> **What to produce**
Your task is to find every line of the data that holds the string "image" and copy it.

_ _ _ _ _ _ _

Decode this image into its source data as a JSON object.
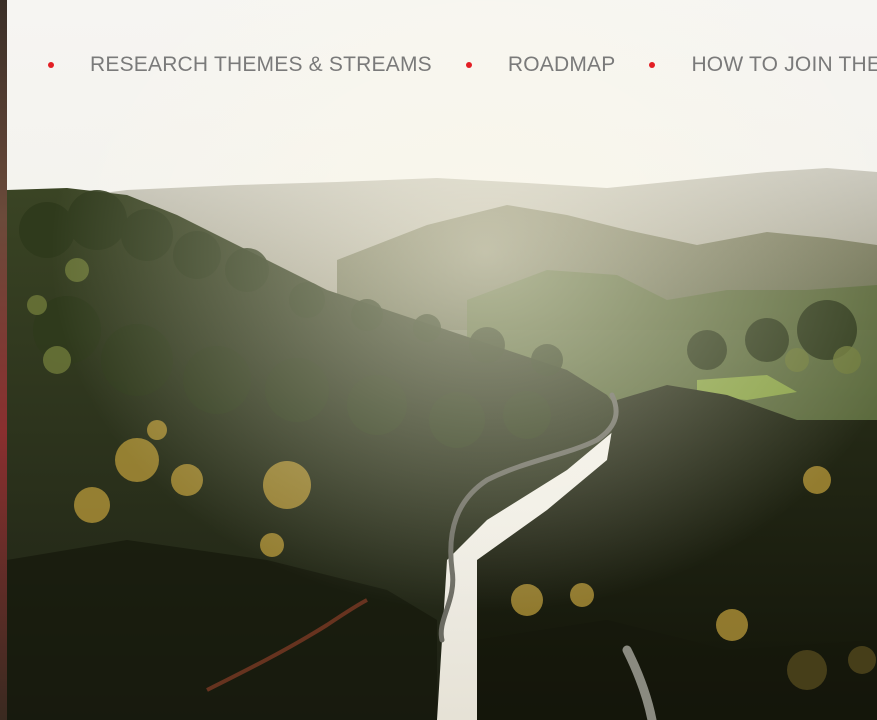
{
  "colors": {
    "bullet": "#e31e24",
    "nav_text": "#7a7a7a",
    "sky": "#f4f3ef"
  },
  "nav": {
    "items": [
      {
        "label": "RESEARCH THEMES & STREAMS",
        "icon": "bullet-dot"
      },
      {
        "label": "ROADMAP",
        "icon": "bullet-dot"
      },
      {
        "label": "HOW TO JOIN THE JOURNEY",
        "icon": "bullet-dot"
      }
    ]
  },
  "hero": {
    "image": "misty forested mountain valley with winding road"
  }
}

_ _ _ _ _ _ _

> **Response**
Decode this image into its source data as a JSON object.
    "image": "misty forested mountain valley with winding road"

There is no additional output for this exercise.